A first look at a trio of neat new products
That whooshing sound you heard a couple of weeks ago?
That was this year’s GIE+EXPO coming and going in a flash of crowded trade show aisles, rows of shiny iron equipment in just about every color (except pink), and gritty wind-blown soil churned up by “cowboy operators.”
Give a young buck landscaper free rein on a demo utility vehicle or fresh-from-the-factory zero-turn, stand back and watch the grass and dust fly.
And fly it did, especially the first day of the EXPO, Oct. 24, on the 19-acre outdoor demo area at the mammoth Kentucky Exposition Center in Louisville, Ky. Sunny skies pushed temperatures to 80 degrees, giving attendees the best of both worlds; the inside and the outside.
Traffic within the expo center, packed with the largest number of exhibitors it’s had in years, stayed brisk right up to the closing hour. Pre-conference registrations were up 20 percent. Attendees also kept outdoor vendors extremely busy on the opening day of the expo as they sensed the approach of colder temperatures and rain that dampened outdoor demo activity the second day.
So, where do we start with the coverage?
How about at the beginning, the first things we saw, including a major expansion to the line of Caterpillar Mini-Hydraulic Excavators, John Deere’s redesigned QuikTrak stand-on mower and Core Outdoor Power’s line of battery-powered grounds equipment.
Time to stand up
“Commercial landscapers are recognizing the value that stand-on mowers bring to their fleets,” says Steve Wilhelmi, John Deere tactical marketing manager.
Deere’s new QuickTrak offers the shortest design available on the market, and it is also one of the lightest, making it highly maneuverable around obstacles and contours in the turf. Also, it’s easy to trailer, allowing crews to have multiple mowers on a job site.
The QuikTrak is available in two different series: the B Series and R Series.
Caterpillar’s Dave Wood talked up the company’s new line of sub 3-ton mini-excavators. These units can go through the smallest of entrances but pack a lot of digging power and versatility thanks to a variety of work tools.
The B Series features a 22 hp engine with a seven-gauge, fabricated 52-inch fixed deck. The R Series is available with a 22 hp or 23.5 hp engine with 48-, 52- or 61-inch, seven-gauge fabricated floating decks. The R Series also offers a quick height-of-cut adjustment.
Cat expands its mini line

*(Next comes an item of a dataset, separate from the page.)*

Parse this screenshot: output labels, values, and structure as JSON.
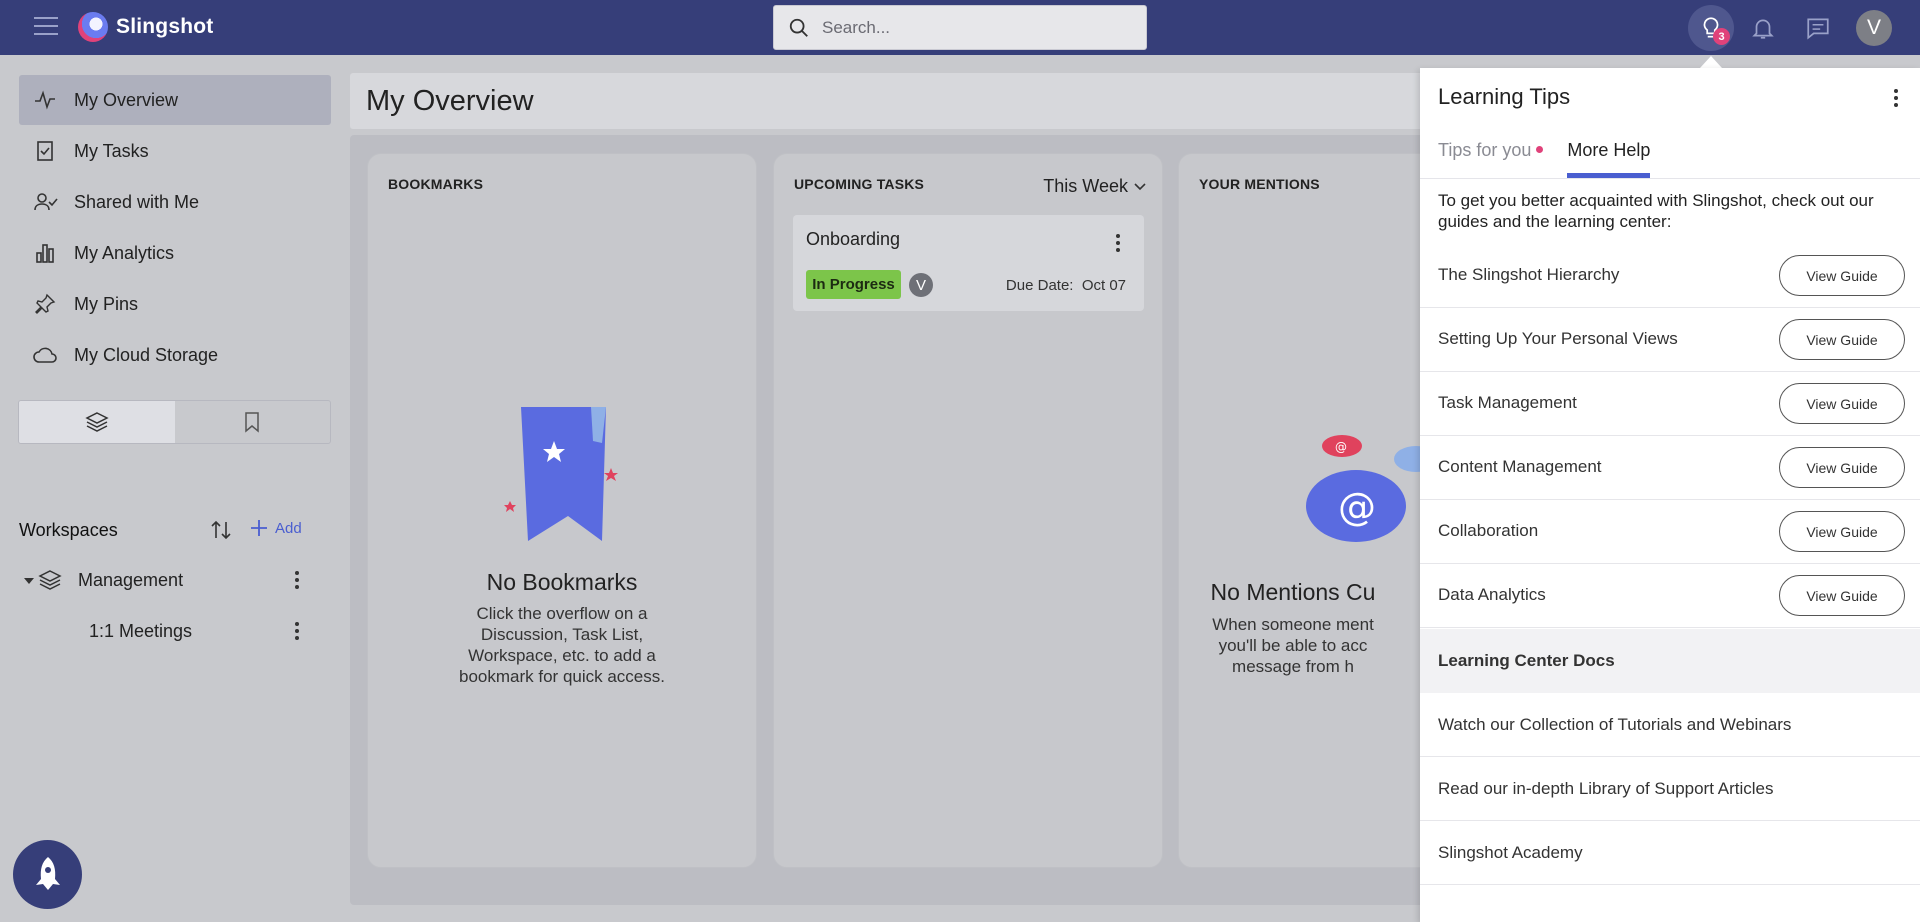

Caterpillar’s Dave Wood, making the trip from England where he lives and works for the global equipment maker, walked editors through the company’s lineup of sub 3-ton mini-excavators. These small workhorses can be used in just about any small space and are becoming increasingly popular with landscape contractors. The smallest of the units is the 300.9D that weighs 2,200 pounds, has a digging depth of 5 feet and can go through an opening no wider than 2 feet, 5 inches. The largest that Wood showed us was the 302.7D, weighing 5,887 pounds, powered with a 20.7 hp Yanmar engine and a digging depth approaching 8 feet. It can go through openings no wider than 3 feet, 2 inches. Also on display were two other models positioned in size and power between the 309D and the 302.7D.
“These machines will go into places you wouldn’t take other machines,” said Wood. “And every machine is ready to operate right away.”
Wood stressed the quiet, spacious cabs and ergonomic controls of these machines and the availability of a range of work tools that can be put to task almost immediately thanks to their pin-grabber couplers and quick disconnects. Other features include auto idle and a load-sensing variable pump to optimize fuel efficiency.
Core Outdoor Power attracted positive attention at the GIE+EXPO with its line of “Gasless” turf trimmers, hedge trimmers and blowers.
GasLess in L’ville
The issues of emissions, unit weight and noise – especially on sensitive properties such as hospitals, nursing homes and school grounds – are causing a larger number of contractors to investigate electric-powered equipment.
Core Outdoor Power attracted considerable attention at the GIE+EXPO with its line of GasLess CGT400 Trimmers, hedge trimmers, hand-held and backpack blowers. The Montana-based company says it’s coming out with a GasLess self-propelled, walk-behind mower in 2013.
Core Outdoor Power claims its units can compete with gasoline-powered units because of their patented Conductor Optimized Rotary Energy (CORE) technology, which employs a printed circuit board stator to eliminate wire windings and iron laminations found in traditional electric motors. The use of CORE motors enables these units to product a high-torque rotary motion at very high efficiency levels, which leads to longer run times and commercial performance.
“We have dedicated the past several years to perfecting this technology and are confident that it will revolutionize the outdoor power equipment industry,” says company spokesman Mark Bubert.
Stay tuned as we share more great new products from GIE+EXPO 2012 in Turf’s twice monthly e-Reports and in the upcoming print issues of Turf magazine.
Ron Hall is editor-in-chief of Turf magazine. He has been reporting on the landscape/lawn service industry for the pat 28 years. Contact him at firstname.lastname@example.org.